Problem to work on: When you copy the records, keep every word exact and leave the pictures out.

Exercise data:
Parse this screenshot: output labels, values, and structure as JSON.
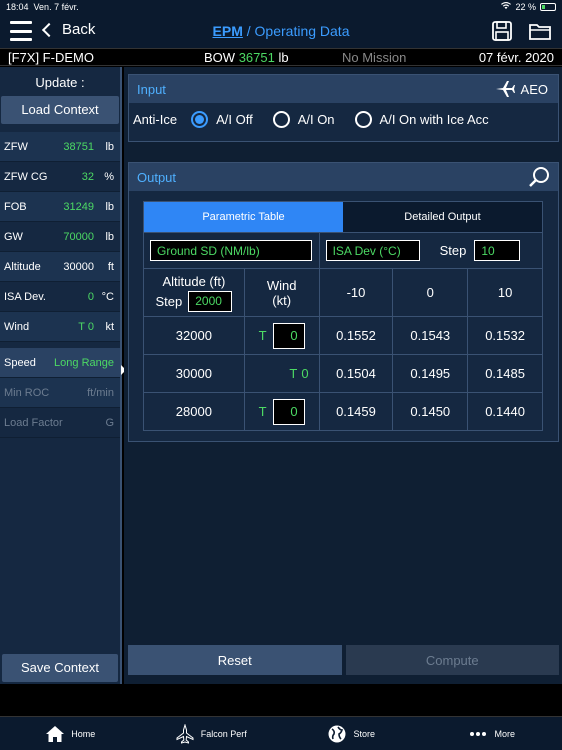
{
  "status": {
    "time": "18:04",
    "date": "Ven. 7 févr.",
    "battery": "22 %"
  },
  "nav": {
    "back_label": "Back",
    "title": "EPM",
    "subtitle": "/ Operating Data"
  },
  "info": {
    "aircraft": "[F7X]  F-DEMO",
    "bow_label": "BOW",
    "bow_value": "36751",
    "bow_unit": "lb",
    "mission": "No Mission",
    "date": "07 févr. 2020"
  },
  "sidebar": {
    "update_label": "Update :",
    "load_context": "Load Context",
    "save_context": "Save Context",
    "rows": [
      {
        "label": "ZFW",
        "value": "38751",
        "unit": "lb"
      },
      {
        "label": "ZFW CG",
        "value": "32",
        "unit": "%"
      },
      {
        "label": "FOB",
        "value": "31249",
        "unit": "lb"
      },
      {
        "label": "GW",
        "value": "70000",
        "unit": "lb"
      },
      {
        "label": "Altitude",
        "value": "30000",
        "unit": "ft"
      },
      {
        "label": "ISA Dev.",
        "value": "0",
        "unit": "°C"
      },
      {
        "label": "Wind",
        "value": "T 0",
        "unit": "kt"
      }
    ],
    "speed_label": "Speed",
    "speed_value": "Long Range",
    "min_roc_label": "Min ROC",
    "min_roc_unit": "ft/min",
    "load_factor_label": "Load Factor",
    "load_factor_unit": "G"
  },
  "input": {
    "title": "Input",
    "mode": "AEO",
    "anti_ice_label": "Anti-Ice",
    "options": [
      "A/I Off",
      "A/I On",
      "A/I On with Ice Acc"
    ],
    "selected": 0
  },
  "output": {
    "title": "Output",
    "tabs": [
      "Parametric Table",
      "Detailed Output"
    ],
    "active_tab": 0,
    "param_field": "Ground SD (NM/lb)",
    "isa_field": "ISA Dev (°C)",
    "step_label": "Step",
    "step_value": "10",
    "alt_header": "Altitude (ft)",
    "alt_step_label": "Step",
    "alt_step_value": "2000",
    "wind_header": "Wind\n(kt)",
    "columns": [
      "-10",
      "0",
      "10"
    ],
    "rows": [
      {
        "altitude": "32000",
        "wind_prefix": "T",
        "wind": "0",
        "wind_editable": true,
        "values": [
          "0.1552",
          "0.1543",
          "0.1532"
        ]
      },
      {
        "altitude": "30000",
        "wind_prefix": "T",
        "wind": "0",
        "wind_editable": false,
        "values": [
          "0.1504",
          "0.1495",
          "0.1485"
        ]
      },
      {
        "altitude": "28000",
        "wind_prefix": "T",
        "wind": "0",
        "wind_editable": true,
        "values": [
          "0.1459",
          "0.1450",
          "0.1440"
        ]
      }
    ]
  },
  "buttons": {
    "reset": "Reset",
    "compute": "Compute"
  },
  "tabbar": {
    "home": "Home",
    "falcon_perf": "Falcon Perf",
    "store": "Store",
    "more": "More"
  }
}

Exercise result:
Parse this screenshot: output labels, values, and structure as JSON.
{
  "status": {
    "time": "18:04",
    "date": "Ven. 7 févr.",
    "battery": "22 %"
  },
  "nav": {
    "back_label": "Back",
    "title": "EPM",
    "subtitle": "/ Operating Data"
  },
  "info": {
    "aircraft": "[F7X]  F-DEMO",
    "bow_label": "BOW",
    "bow_value": "36751",
    "bow_unit": "lb",
    "mission": "No Mission",
    "date": "07 févr. 2020"
  },
  "sidebar": {
    "update_label": "Update :",
    "load_context": "Load Context",
    "save_context": "Save Context",
    "rows": [
      {
        "label": "ZFW",
        "value": "38751",
        "unit": "lb"
      },
      {
        "label": "ZFW CG",
        "value": "32",
        "unit": "%"
      },
      {
        "label": "FOB",
        "value": "31249",
        "unit": "lb"
      },
      {
        "label": "GW",
        "value": "70000",
        "unit": "lb"
      },
      {
        "label": "Altitude",
        "value": "30000",
        "unit": "ft"
      },
      {
        "label": "ISA Dev.",
        "value": "0",
        "unit": "°C"
      },
      {
        "label": "Wind",
        "value": "T 0",
        "unit": "kt"
      }
    ],
    "speed_label": "Speed",
    "speed_value": "Long Range",
    "min_roc_label": "Min ROC",
    "min_roc_unit": "ft/min",
    "load_factor_label": "Load Factor",
    "load_factor_unit": "G"
  },
  "input": {
    "title": "Input",
    "mode": "AEO",
    "anti_ice_label": "Anti-Ice",
    "options": [
      "A/I Off",
      "A/I On",
      "A/I On with Ice Acc"
    ],
    "selected": 0
  },
  "output": {
    "title": "Output",
    "tabs": [
      "Parametric Table",
      "Detailed Output"
    ],
    "active_tab": 0,
    "param_field": "Ground SD (NM/lb)",
    "isa_field": "ISA Dev (°C)",
    "step_label": "Step",
    "step_value": "10",
    "alt_header": "Altitude (ft)",
    "alt_step_label": "Step",
    "alt_step_value": "2000",
    "wind_header": "Wind\n(kt)",
    "columns": [
      "-10",
      "0",
      "10"
    ],
    "rows": [
      {
        "altitude": "32000",
        "wind_prefix": "T",
        "wind": "0",
        "wind_editable": true,
        "values": [
          "0.1552",
          "0.1543",
          "0.1532"
        ]
      },
      {
        "altitude": "30000",
        "wind_prefix": "T",
        "wind": "0",
        "wind_editable": false,
        "values": [
          "0.1504",
          "0.1495",
          "0.1485"
        ]
      },
      {
        "altitude": "28000",
        "wind_prefix": "T",
        "wind": "0",
        "wind_editable": true,
        "values": [
          "0.1459",
          "0.1450",
          "0.1440"
        ]
      }
    ]
  },
  "buttons": {
    "reset": "Reset",
    "compute": "Compute"
  },
  "tabbar": {
    "home": "Home",
    "falcon_perf": "Falcon Perf",
    "store": "Store",
    "more": "More"
  }
}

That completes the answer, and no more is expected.